A: Companies have become more systematic about sustainability, bringing it more into their overall strategy. It used to be that companies would focus on just one or two projects, like using recycled paper or using hybrid cars for their sales fleet. While those are important steps for raising awareness, they weren't really core to the business and weren't long-term and systematic. Now, you are seeing more alignment between companies' sustainability goals and their overall strategic objectives. It's more meaningful, more impactful, and more real.
Q: What's next for EDF?
A: We have had a lot of success in developing best practices in the logistics space, and we have also done some work in deforestation and helping make factories more energy-efficient. Next, we want to pull all of these things together and provide companies with a more comprehensive roadmap across their operations in those three or four areas.
To build a more sustainable future, we need to engage government and companies in a dialogue to create smart, well-designed public policy. We see business as a critical stakeholder in this. What we would want to see is business first acknowledging the urgency of having rules and regulations and incentives in place to reduce climate change-related pollution and greenhouse gas emissions. Then, businesses need to be proactive in sharing with policymakers their experiences and steps that would help them reduce their environmental impact. A clear example is the work that Pepsi and other groups have done with heavy-duty truck efficiency standards. Fleet owners and equipment manufacturers need to be up front about the challenges they face and how we can structure rules to foster innovation.
Editor's note: This article originally appeared in the Quarter 2, 2016 issue of our sister publication, CSCMP's Supply Chain Quarterly.

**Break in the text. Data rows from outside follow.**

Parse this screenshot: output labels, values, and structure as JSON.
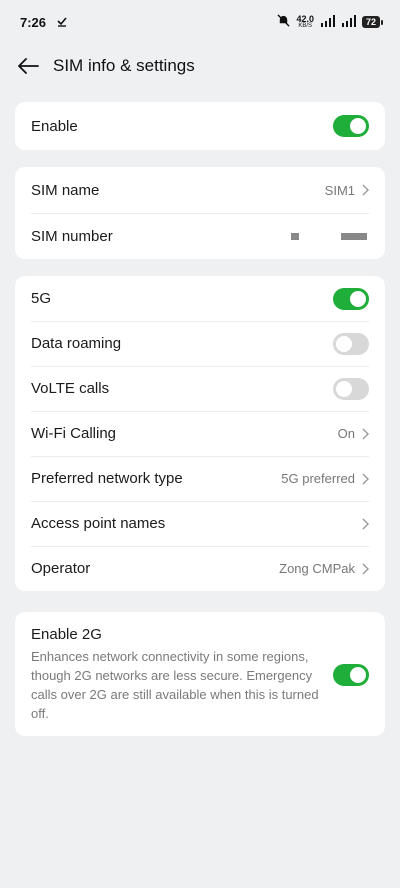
{
  "status": {
    "time": "7:26",
    "speed_value": "42.0",
    "speed_unit": "KB/S",
    "battery": "72"
  },
  "header": {
    "title": "SIM info & settings"
  },
  "card_enable": {
    "label": "Enable",
    "enabled": true
  },
  "card_sim": {
    "name_label": "SIM name",
    "name_value": "SIM1",
    "number_label": "SIM number"
  },
  "network": {
    "fiveg_label": "5G",
    "fiveg_on": true,
    "roaming_label": "Data roaming",
    "roaming_on": false,
    "volte_label": "VoLTE calls",
    "volte_on": false,
    "wifi_label": "Wi-Fi Calling",
    "wifi_value": "On",
    "pref_label": "Preferred network type",
    "pref_value": "5G preferred",
    "apn_label": "Access point names",
    "operator_label": "Operator",
    "operator_value": "Zong CMPak"
  },
  "twog": {
    "title": "Enable 2G",
    "description": "Enhances network connectivity in some regions, though 2G networks are less secure. Emergency calls over 2G are still available when this is turned off.",
    "on": true
  },
  "colors": {
    "accent": "#1fae39",
    "background": "#eff0f2",
    "card": "#ffffff"
  }
}
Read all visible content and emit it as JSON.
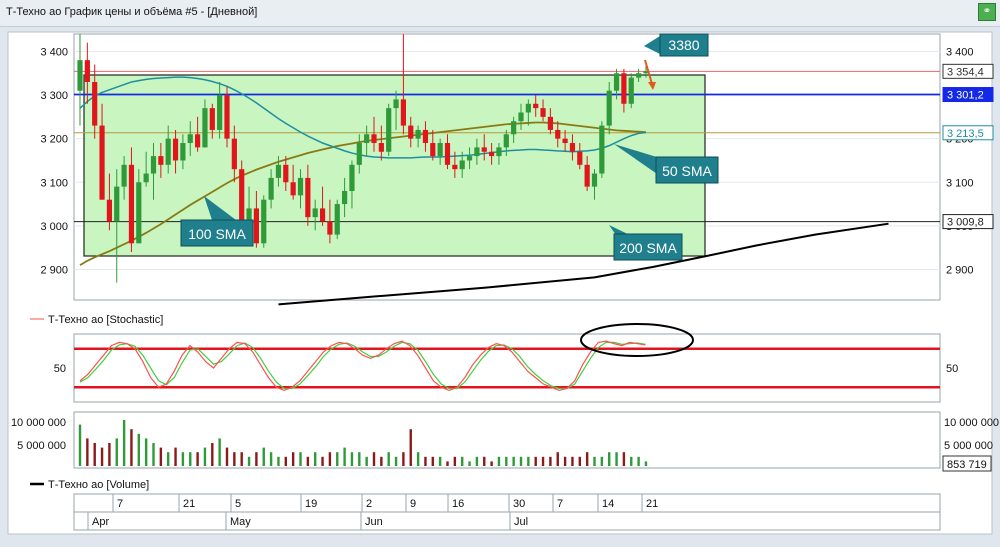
{
  "window": {
    "title": "Т-Техно ао График цены и объёма #5 - [Дневной]"
  },
  "colors": {
    "up": "#2f9a3a",
    "down": "#e0161c",
    "sma50": "#1e8fa0",
    "sma100": "#8a7a14",
    "sma200": "#000000",
    "level": "#1428e8",
    "box": "#c8f5c0",
    "stoch_k": "#ff5050",
    "stoch_d": "#3fcf3f",
    "callout": "#1f7f8c"
  },
  "price_axis": {
    "ticks": [
      "3 400",
      "3 300",
      "3 200",
      "3 100",
      "3 000",
      "2 900"
    ],
    "values": [
      3400,
      3300,
      3200,
      3100,
      3000,
      2900
    ],
    "labels": {
      "close": "3 354,4",
      "level": "3 301,2",
      "sma50": "3 213,5",
      "support": "3 009,8"
    }
  },
  "annotations": {
    "target": "3380",
    "sma50": "50 SMA",
    "sma100": "100 SMA",
    "sma200": "200 SMA"
  },
  "stoch_panel": {
    "legend": "Т-Техно ао [Stochastic]",
    "tick": "50"
  },
  "volume_panel": {
    "legend": "Т-Техно ао [Volume]",
    "ticks": [
      "10 000 000",
      "5 000 000"
    ],
    "right_ticks": [
      "10 000 000",
      "5 000 000"
    ],
    "last_value": "853 719"
  },
  "time_axis": {
    "days": [
      "7",
      "21",
      "5",
      "19",
      "2",
      "9",
      "16",
      "30",
      "7",
      "14",
      "21"
    ],
    "months": [
      "Apr",
      "May",
      "Jun",
      "Jul"
    ]
  },
  "chart_data": {
    "type": "candlestick",
    "title": "Т-Техно ао График цены и объёма #5 - [Дневной]",
    "ylim": [
      2830,
      3440
    ],
    "candles": [
      [
        3310,
        3440,
        3230,
        3380
      ],
      [
        3380,
        3420,
        3280,
        3330
      ],
      [
        3330,
        3370,
        3200,
        3230
      ],
      [
        3230,
        3280,
        3060,
        3060
      ],
      [
        3060,
        3120,
        2990,
        3010
      ],
      [
        3010,
        3130,
        2870,
        3090
      ],
      [
        3090,
        3160,
        3060,
        3140
      ],
      [
        3140,
        3180,
        2940,
        2960
      ],
      [
        2960,
        3130,
        2960,
        3100
      ],
      [
        3100,
        3170,
        3090,
        3120
      ],
      [
        3120,
        3190,
        3060,
        3160
      ],
      [
        3160,
        3190,
        3110,
        3140
      ],
      [
        3140,
        3230,
        3120,
        3200
      ],
      [
        3200,
        3220,
        3120,
        3150
      ],
      [
        3150,
        3210,
        3130,
        3190
      ],
      [
        3190,
        3240,
        3160,
        3210
      ],
      [
        3210,
        3250,
        3170,
        3180
      ],
      [
        3180,
        3290,
        3180,
        3270
      ],
      [
        3270,
        3280,
        3200,
        3220
      ],
      [
        3220,
        3330,
        3200,
        3300
      ],
      [
        3300,
        3320,
        3180,
        3200
      ],
      [
        3200,
        3230,
        3100,
        3130
      ],
      [
        3130,
        3150,
        2980,
        3010
      ],
      [
        3010,
        3090,
        2960,
        3040
      ],
      [
        3040,
        3080,
        2950,
        2960
      ],
      [
        2960,
        3070,
        2950,
        3060
      ],
      [
        3060,
        3130,
        3040,
        3110
      ],
      [
        3110,
        3160,
        3090,
        3140
      ],
      [
        3140,
        3160,
        3080,
        3100
      ],
      [
        3100,
        3140,
        3060,
        3070
      ],
      [
        3070,
        3130,
        3040,
        3110
      ],
      [
        3110,
        3140,
        3000,
        3020
      ],
      [
        3020,
        3060,
        2990,
        3040
      ],
      [
        3040,
        3090,
        3000,
        3010
      ],
      [
        3010,
        3060,
        2960,
        2980
      ],
      [
        2980,
        3060,
        2970,
        3050
      ],
      [
        3050,
        3110,
        3020,
        3080
      ],
      [
        3080,
        3150,
        3040,
        3140
      ],
      [
        3140,
        3210,
        3120,
        3190
      ],
      [
        3190,
        3230,
        3160,
        3210
      ],
      [
        3210,
        3250,
        3170,
        3190
      ],
      [
        3190,
        3230,
        3150,
        3170
      ],
      [
        3170,
        3280,
        3160,
        3270
      ],
      [
        3270,
        3310,
        3220,
        3290
      ],
      [
        3290,
        3440,
        3210,
        3230
      ],
      [
        3230,
        3250,
        3180,
        3200
      ],
      [
        3200,
        3230,
        3180,
        3220
      ],
      [
        3220,
        3240,
        3170,
        3190
      ],
      [
        3190,
        3220,
        3150,
        3160
      ],
      [
        3160,
        3200,
        3140,
        3190
      ],
      [
        3190,
        3210,
        3130,
        3140
      ],
      [
        3140,
        3170,
        3110,
        3130
      ],
      [
        3130,
        3170,
        3110,
        3150
      ],
      [
        3150,
        3180,
        3130,
        3160
      ],
      [
        3160,
        3200,
        3140,
        3180
      ],
      [
        3180,
        3210,
        3150,
        3170
      ],
      [
        3170,
        3190,
        3140,
        3160
      ],
      [
        3160,
        3190,
        3140,
        3180
      ],
      [
        3180,
        3220,
        3160,
        3210
      ],
      [
        3210,
        3250,
        3190,
        3240
      ],
      [
        3240,
        3280,
        3220,
        3260
      ],
      [
        3260,
        3290,
        3230,
        3280
      ],
      [
        3280,
        3300,
        3250,
        3270
      ],
      [
        3270,
        3290,
        3240,
        3250
      ],
      [
        3250,
        3270,
        3210,
        3220
      ],
      [
        3220,
        3240,
        3180,
        3200
      ],
      [
        3200,
        3220,
        3170,
        3190
      ],
      [
        3190,
        3210,
        3150,
        3170
      ],
      [
        3170,
        3190,
        3130,
        3140
      ],
      [
        3140,
        3160,
        3080,
        3090
      ],
      [
        3090,
        3130,
        3060,
        3120
      ],
      [
        3120,
        3240,
        3110,
        3230
      ],
      [
        3230,
        3330,
        3210,
        3310
      ],
      [
        3310,
        3360,
        3290,
        3350
      ],
      [
        3350,
        3360,
        3260,
        3280
      ],
      [
        3280,
        3350,
        3270,
        3340
      ],
      [
        3340,
        3360,
        3330,
        3350
      ],
      [
        3350,
        3370,
        3340,
        3355
      ]
    ],
    "sma50": [
      3270,
      3285,
      3298,
      3306,
      3312,
      3318,
      3324,
      3330,
      3333,
      3336,
      3338,
      3339,
      3340,
      3341,
      3341,
      3340,
      3338,
      3335,
      3331,
      3326,
      3320,
      3312,
      3303,
      3293,
      3282,
      3270,
      3258,
      3246,
      3235,
      3225,
      3215,
      3206,
      3198,
      3190,
      3184,
      3178,
      3172,
      3167,
      3163,
      3160,
      3158,
      3157,
      3156,
      3156,
      3156,
      3156,
      3157,
      3158,
      3158,
      3158,
      3159,
      3160,
      3161,
      3162,
      3164,
      3166,
      3168,
      3170,
      3172,
      3173,
      3174,
      3175,
      3175,
      3174,
      3173,
      3172,
      3171,
      3170,
      3171,
      3172,
      3174,
      3178,
      3184,
      3192,
      3200,
      3207,
      3212,
      3214
    ],
    "sma100": [
      2910,
      2920,
      2928,
      2935,
      2942,
      2950,
      2958,
      2966,
      2975,
      2984,
      2994,
      3004,
      3015,
      3026,
      3037,
      3048,
      3058,
      3068,
      3078,
      3088,
      3098,
      3107,
      3115,
      3122,
      3129,
      3135,
      3141,
      3147,
      3152,
      3157,
      3162,
      3167,
      3171,
      3175,
      3179,
      3183,
      3186,
      3189,
      3192,
      3195,
      3197,
      3199,
      3201,
      3203,
      3205,
      3207,
      3209,
      3211,
      3213,
      3215,
      3217,
      3219,
      3221,
      3223,
      3225,
      3227,
      3229,
      3231,
      3233,
      3234,
      3235,
      3236,
      3237,
      3237,
      3236,
      3235,
      3233,
      3231,
      3229,
      3227,
      3225,
      3223,
      3221,
      3219,
      3218,
      3217,
      3216,
      3215
    ],
    "sma200": [
      [
        27,
        2820
      ],
      [
        40,
        2838
      ],
      [
        55,
        2858
      ],
      [
        70,
        2882
      ],
      [
        78,
        2906
      ],
      [
        85,
        2930
      ],
      [
        92,
        2955
      ],
      [
        100,
        2980
      ],
      [
        110,
        3005
      ]
    ],
    "stochastic": {
      "tick": "50",
      "levels": [
        80,
        20
      ],
      "k": [
        30,
        40,
        55,
        70,
        85,
        90,
        88,
        80,
        60,
        35,
        20,
        25,
        45,
        70,
        85,
        75,
        60,
        50,
        65,
        80,
        90,
        88,
        75,
        55,
        35,
        20,
        15,
        20,
        30,
        45,
        60,
        75,
        85,
        90,
        88,
        80,
        70,
        65,
        70,
        80,
        88,
        92,
        85,
        70,
        50,
        30,
        20,
        15,
        20,
        35,
        55,
        70,
        82,
        88,
        85,
        75,
        60,
        45,
        35,
        25,
        20,
        15,
        18,
        30,
        55,
        75,
        90,
        92,
        88,
        85,
        90,
        88,
        86
      ],
      "d": [
        28,
        35,
        48,
        62,
        78,
        86,
        88,
        84,
        70,
        50,
        30,
        24,
        35,
        58,
        78,
        80,
        68,
        56,
        60,
        72,
        85,
        89,
        82,
        65,
        45,
        28,
        18,
        18,
        25,
        38,
        52,
        68,
        80,
        87,
        89,
        84,
        75,
        68,
        68,
        75,
        84,
        90,
        88,
        78,
        60,
        40,
        25,
        18,
        18,
        28,
        45,
        62,
        76,
        85,
        86,
        80,
        68,
        52,
        40,
        30,
        22,
        18,
        18,
        25,
        45,
        65,
        82,
        90,
        90,
        87,
        88,
        89,
        87
      ]
    },
    "volume": [
      9,
      6,
      5,
      4,
      5,
      6,
      10,
      8,
      7,
      6,
      5,
      4,
      3,
      4,
      3,
      3,
      3,
      4,
      5,
      6,
      4,
      3,
      3,
      2,
      3,
      4,
      3,
      2,
      2,
      3,
      3,
      2,
      3,
      2,
      3,
      3,
      4,
      3,
      3,
      2,
      3,
      2,
      3,
      2,
      3,
      8,
      3,
      2,
      2,
      2,
      1,
      2,
      2,
      1,
      2,
      2,
      1,
      2,
      2,
      2,
      2,
      2,
      2,
      2,
      2,
      3,
      2,
      2,
      2,
      3,
      2,
      2,
      3,
      3,
      3,
      2,
      2,
      1
    ],
    "volume_unit_max": 10000000
  }
}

To learn more about steps shippers can take right now to cut their carbon footprint (and save money in the process), watch our interview with Jason Mathers on Channel 1 on DCV-TV. You can also check out our archived webcast, "Sustainable logistics: You can turn 'green' into gold."